**EXERCISE**
Quote the listing below in its entirety.

**GIVEN RECORDS**
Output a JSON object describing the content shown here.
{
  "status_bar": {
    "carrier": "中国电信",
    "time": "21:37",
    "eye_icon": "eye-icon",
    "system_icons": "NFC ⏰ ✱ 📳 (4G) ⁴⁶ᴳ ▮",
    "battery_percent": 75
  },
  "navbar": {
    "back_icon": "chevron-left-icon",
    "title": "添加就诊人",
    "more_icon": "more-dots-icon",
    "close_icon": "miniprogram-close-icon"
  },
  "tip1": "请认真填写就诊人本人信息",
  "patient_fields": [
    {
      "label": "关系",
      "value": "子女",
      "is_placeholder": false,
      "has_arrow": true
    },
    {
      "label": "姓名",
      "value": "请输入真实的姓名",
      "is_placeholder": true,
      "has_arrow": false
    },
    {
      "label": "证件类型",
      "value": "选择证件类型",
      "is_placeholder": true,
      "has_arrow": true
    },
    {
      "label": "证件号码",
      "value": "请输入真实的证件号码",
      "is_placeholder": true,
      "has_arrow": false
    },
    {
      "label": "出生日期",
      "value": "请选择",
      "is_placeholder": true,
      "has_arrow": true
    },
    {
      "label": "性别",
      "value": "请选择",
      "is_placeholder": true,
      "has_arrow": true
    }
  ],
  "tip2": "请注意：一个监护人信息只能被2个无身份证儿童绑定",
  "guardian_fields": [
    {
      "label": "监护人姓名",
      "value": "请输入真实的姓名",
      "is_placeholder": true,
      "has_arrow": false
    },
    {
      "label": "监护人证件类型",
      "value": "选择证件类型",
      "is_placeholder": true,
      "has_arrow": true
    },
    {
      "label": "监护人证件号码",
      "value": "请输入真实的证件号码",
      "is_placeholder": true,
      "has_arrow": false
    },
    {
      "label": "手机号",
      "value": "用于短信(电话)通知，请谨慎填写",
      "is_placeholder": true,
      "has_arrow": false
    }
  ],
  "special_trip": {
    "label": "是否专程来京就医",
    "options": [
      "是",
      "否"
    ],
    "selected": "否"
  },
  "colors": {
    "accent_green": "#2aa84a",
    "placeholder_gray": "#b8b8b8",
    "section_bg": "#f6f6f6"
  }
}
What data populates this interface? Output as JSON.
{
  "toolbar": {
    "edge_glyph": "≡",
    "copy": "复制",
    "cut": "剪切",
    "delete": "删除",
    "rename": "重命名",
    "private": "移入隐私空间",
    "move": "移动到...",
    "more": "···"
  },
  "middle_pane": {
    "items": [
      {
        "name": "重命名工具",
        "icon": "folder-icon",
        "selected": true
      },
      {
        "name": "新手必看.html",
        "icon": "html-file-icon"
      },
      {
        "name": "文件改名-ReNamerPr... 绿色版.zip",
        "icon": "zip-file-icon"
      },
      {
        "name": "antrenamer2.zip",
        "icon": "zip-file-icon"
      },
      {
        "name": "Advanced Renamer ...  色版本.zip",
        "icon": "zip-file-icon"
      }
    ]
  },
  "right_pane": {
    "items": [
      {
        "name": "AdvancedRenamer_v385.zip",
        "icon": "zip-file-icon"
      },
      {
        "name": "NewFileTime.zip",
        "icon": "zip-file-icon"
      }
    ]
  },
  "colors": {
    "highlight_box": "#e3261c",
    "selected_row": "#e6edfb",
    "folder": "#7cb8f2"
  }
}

**SOLVED EXERCISE**
Output a JSON object describing the content shown here.
{
  "status_bar": {
    "carrier": "中国电信",
    "time": "21:37",
    "eye_icon": "eye-icon",
    "system_icons": "NFC ⏰ ✱ 📳 (4G) ⁴⁶ᴳ ▮",
    "battery_percent": 75
  },
  "navbar": {
    "back_icon": "chevron-left-icon",
    "title": "添加就诊人",
    "more_icon": "more-dots-icon",
    "close_icon": "miniprogram-close-icon"
  },
  "tip1": "请认真填写就诊人本人信息",
  "patient_fields": [
    {
      "label": "关系",
      "value": "子女",
      "is_placeholder": false,
      "has_arrow": true
    },
    {
      "label": "姓名",
      "value": "请输入真实的姓名",
      "is_placeholder": true,
      "has_arrow": false
    },
    {
      "label": "证件类型",
      "value": "选择证件类型",
      "is_placeholder": true,
      "has_arrow": true
    },
    {
      "label": "证件号码",
      "value": "请输入真实的证件号码",
      "is_placeholder": true,
      "has_arrow": false
    },
    {
      "label": "出生日期",
      "value": "请选择",
      "is_placeholder": true,
      "has_arrow": true
    },
    {
      "label": "性别",
      "value": "请选择",
      "is_placeholder": true,
      "has_arrow": true
    }
  ],
  "tip2": "请注意：一个监护人信息只能被2个无身份证儿童绑定",
  "guardian_fields": [
    {
      "label": "监护人姓名",
      "value": "请输入真实的姓名",
      "is_placeholder": true,
      "has_arrow": false
    },
    {
      "label": "监护人证件类型",
      "value": "选择证件类型",
      "is_placeholder": true,
      "has_arrow": true
    },
    {
      "label": "监护人证件号码",
      "value": "请输入真实的证件号码",
      "is_placeholder": true,
      "has_arrow": false
    },
    {
      "label": "手机号",
      "value": "用于短信(电话)通知，请谨慎填写",
      "is_placeholder": true,
      "has_arrow": false
    }
  ],
  "special_trip": {
    "label": "是否专程来京就医",
    "options": [
      "是",
      "否"
    ],
    "selected": "否"
  },
  "colors": {
    "accent_green": "#2aa84a",
    "placeholder_gray": "#b8b8b8",
    "section_bg": "#f6f6f6"
  }
}
What data populates this interface? Output as JSON.
{
  "toolbar": {
    "edge_glyph": "≡",
    "copy": "复制",
    "cut": "剪切",
    "delete": "删除",
    "rename": "重命名",
    "private": "移入隐私空间",
    "move": "移动到...",
    "more": "···"
  },
  "middle_pane": {
    "items": [
      {
        "name": "重命名工具",
        "icon": "folder-icon",
        "selected": true
      },
      {
        "name": "新手必看.html",
        "icon": "html-file-icon"
      },
      {
        "name": "文件改名-ReNamerPr... 绿色版.zip",
        "icon": "zip-file-icon"
      },
      {
        "name": "antrenamer2.zip",
        "icon": "zip-file-icon"
      },
      {
        "name": "Advanced Renamer ...  色版本.zip",
        "icon": "zip-file-icon"
      }
    ]
  },
  "right_pane": {
    "items": [
      {
        "name": "AdvancedRenamer_v385.zip",
        "icon": "zip-file-icon"
      },
      {
        "name": "NewFileTime.zip",
        "icon": "zip-file-icon"
      }
    ]
  },
  "colors": {
    "highlight_box": "#e3261c",
    "selected_row": "#e6edfb",
    "folder": "#7cb8f2"
  }
}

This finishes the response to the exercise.